The breeze was almost wicked as my husband, daughter and I rounded the top of the sandy trail in the Leelanau Peninsula. Leaning over the bluff I looked into the cold arms of Lake Michigan – grabbing my daughter's arm, said: "Let's go, it's not that far down."
We laughed on our descent – hop, skip, and sliding down the dune. My delight in the adventure turned quickly to concern as the top of the hill was receding with each sandy step. The bluff was at a 60-degree angle and presented a 400 foot drop. But we continued to the bottom with Lake Michigan lapping at our toes.
The top of the dune where my husband was waiting was hidden due to a large sandy protrusion – “Crap” I sighed loudly to my daughter. What had I gotten us into? Wandering worriedly as the waves lapped our feet, crap seemed like a good word to use, again, as I envisioned an embarrassing helicopter rescue.
I was a couple decades older than my last successful trip down the Log Slide in Grand Marais, Michigan, where I flew down the dune and easily climbed back up to my mother’s smiling face. But now, the 60s taunted me, yet thought I was in pretty decent shape. So with my pride on the line and desperately aching to prove this climb would not defeat my daughter and I, up we went.
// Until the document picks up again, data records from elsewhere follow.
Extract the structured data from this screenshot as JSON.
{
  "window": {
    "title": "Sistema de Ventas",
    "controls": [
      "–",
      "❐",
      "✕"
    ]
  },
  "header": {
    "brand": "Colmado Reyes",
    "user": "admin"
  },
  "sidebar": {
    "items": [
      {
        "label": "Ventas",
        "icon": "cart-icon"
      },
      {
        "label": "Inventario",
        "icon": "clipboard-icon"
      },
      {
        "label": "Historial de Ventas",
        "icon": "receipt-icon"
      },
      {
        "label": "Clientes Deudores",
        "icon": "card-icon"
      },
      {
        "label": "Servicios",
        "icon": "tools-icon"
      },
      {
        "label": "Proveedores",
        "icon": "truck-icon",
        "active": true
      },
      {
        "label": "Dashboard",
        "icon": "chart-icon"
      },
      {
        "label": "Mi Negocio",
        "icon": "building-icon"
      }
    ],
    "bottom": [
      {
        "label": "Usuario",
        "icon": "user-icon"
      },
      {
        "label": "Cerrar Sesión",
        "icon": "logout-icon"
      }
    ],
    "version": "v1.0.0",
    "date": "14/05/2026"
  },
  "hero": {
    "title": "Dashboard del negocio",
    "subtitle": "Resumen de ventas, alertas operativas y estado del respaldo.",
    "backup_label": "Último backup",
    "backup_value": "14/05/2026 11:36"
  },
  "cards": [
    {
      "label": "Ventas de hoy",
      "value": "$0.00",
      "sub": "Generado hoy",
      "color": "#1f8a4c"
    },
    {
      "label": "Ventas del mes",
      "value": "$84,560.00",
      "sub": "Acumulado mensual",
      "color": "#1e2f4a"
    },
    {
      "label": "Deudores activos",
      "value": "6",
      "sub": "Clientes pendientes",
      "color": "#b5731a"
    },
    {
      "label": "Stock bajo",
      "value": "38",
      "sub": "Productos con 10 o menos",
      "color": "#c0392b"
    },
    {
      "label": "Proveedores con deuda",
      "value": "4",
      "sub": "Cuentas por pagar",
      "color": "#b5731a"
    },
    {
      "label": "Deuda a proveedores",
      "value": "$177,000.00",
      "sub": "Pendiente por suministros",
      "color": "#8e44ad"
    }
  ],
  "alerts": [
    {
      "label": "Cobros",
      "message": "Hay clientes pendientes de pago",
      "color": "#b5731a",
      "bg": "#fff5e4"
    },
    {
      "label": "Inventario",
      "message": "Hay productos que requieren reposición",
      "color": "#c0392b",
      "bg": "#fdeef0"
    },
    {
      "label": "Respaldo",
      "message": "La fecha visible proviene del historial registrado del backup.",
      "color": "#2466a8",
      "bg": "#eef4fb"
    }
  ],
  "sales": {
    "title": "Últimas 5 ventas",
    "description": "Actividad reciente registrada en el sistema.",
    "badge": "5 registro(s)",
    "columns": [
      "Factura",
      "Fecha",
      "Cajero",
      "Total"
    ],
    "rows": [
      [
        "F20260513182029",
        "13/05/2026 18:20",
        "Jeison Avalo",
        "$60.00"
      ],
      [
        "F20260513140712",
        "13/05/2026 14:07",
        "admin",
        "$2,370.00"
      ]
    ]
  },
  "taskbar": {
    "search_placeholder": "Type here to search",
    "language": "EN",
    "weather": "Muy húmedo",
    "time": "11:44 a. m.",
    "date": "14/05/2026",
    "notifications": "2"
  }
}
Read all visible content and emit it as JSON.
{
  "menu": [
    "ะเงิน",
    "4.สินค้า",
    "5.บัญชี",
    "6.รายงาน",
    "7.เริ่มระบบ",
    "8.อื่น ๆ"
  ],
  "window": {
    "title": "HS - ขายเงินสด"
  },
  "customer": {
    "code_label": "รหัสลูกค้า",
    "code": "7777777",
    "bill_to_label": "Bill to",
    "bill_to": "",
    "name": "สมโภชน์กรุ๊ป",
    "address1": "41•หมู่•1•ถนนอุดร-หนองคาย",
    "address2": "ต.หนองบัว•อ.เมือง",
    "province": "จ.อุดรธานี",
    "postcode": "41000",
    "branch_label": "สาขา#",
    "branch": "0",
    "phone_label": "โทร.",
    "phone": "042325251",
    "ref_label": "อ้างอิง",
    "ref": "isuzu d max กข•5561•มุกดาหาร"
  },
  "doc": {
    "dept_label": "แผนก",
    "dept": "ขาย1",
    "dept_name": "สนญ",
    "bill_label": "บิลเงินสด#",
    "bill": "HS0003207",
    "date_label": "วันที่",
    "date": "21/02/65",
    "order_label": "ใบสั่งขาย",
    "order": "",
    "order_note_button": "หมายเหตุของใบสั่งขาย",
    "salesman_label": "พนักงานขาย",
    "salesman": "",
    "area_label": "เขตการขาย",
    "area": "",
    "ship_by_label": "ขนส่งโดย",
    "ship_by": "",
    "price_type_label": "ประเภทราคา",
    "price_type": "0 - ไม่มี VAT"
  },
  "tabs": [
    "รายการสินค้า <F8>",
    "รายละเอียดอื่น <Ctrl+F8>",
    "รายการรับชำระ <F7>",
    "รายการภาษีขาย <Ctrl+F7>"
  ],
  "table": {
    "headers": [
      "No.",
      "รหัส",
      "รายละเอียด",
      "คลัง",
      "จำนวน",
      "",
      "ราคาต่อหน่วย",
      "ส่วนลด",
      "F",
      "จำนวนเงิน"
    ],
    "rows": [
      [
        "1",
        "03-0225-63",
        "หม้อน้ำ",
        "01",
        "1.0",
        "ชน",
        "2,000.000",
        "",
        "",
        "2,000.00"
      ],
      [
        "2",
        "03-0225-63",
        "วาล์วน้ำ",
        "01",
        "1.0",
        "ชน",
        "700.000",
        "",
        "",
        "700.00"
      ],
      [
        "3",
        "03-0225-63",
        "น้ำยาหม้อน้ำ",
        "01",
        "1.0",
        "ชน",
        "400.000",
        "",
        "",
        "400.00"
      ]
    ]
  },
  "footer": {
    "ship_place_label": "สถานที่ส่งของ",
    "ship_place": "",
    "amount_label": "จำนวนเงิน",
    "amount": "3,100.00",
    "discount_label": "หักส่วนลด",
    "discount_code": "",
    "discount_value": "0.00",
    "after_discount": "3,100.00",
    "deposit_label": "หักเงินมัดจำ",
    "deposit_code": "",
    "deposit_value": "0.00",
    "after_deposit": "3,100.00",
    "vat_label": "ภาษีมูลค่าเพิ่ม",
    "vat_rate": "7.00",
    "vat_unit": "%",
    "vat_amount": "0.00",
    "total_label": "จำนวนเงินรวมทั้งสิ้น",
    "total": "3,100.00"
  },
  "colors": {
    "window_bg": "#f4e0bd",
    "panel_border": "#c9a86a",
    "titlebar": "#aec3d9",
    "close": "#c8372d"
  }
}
Step by agonizing step.
My energy gave out after only about ten minutes into the climb forcing me to stop, a lot. The bluff was at such a steep angle that to sit or stand would surely cause a tumble onto the rocks below. I rested and breathed delicate pieces of sand into my flared nostrils, my pounding heart ripping at my chest.
Up a few steps, down some, up again and sliding backwards. The climb was the most extreme exercise of any I have ever engaged in and I was frankly scared and thinking about how my daughter was doing, my husband at the top, and that helicopter rescue.
My daughter was obviously concerned as she carefully followed my sunken steps and took charge of the sand-wheel, if you will. "Breathe from deep in your lungs mom, and let it out; walk in my footsteps."
She took the lead and leapfrogged me up the brown sugar sand dune as my energy resources continually were exhausted. We had no choice but to continue - she positioned herself next to me and pushed my butt to keep me going. Butt push, steps, descending some, upward momentum, butt push, progress.
The summit was visible. My worried husband was standing next to a man and woman shouted words of encouragement, which were difficult to hear due to the wind, the beating pulse in our ears, and our one focus to finish. As we reached the final agonizing leg of this intense upward climb, the stranger kindly lowered his backpack as a handhold as there was nothing in our paths to grasp. I ungracefully lunged over the lip of the dune … crawling on my stomach I grabbed his foot and held on with gratitude. This stranger did not pull away but stood patiently – all three of them appeared proud – my husband smiled, “I knew you could do it.”
As a group we descended to the parking lot. My legs wobbled and were spent but found myself beaming with pride of my daughter and the manner in which she took charge, fully giving of herself to get me to the top of this sand dune. I was touched by the support of these beautiful people.
The couple, who were in their 60s, had shared with my husband, as we were struggling up the dune, that I was an inspiration to them. The husband and wife told him that my taking on this dune challenge helped them realize that they, too, could also take on adventures. It was absolutely humbling to realize that my not so smart decision would affect this couple in a positive way – to get them to think beyond their age and see that some of their own limitations were in their minds.
Was the climb worth it? The jury is out on that one. (We found out later that if we had only walked around the bottom of the dune a short distance there was a firm path leading back to the top. What can I say?)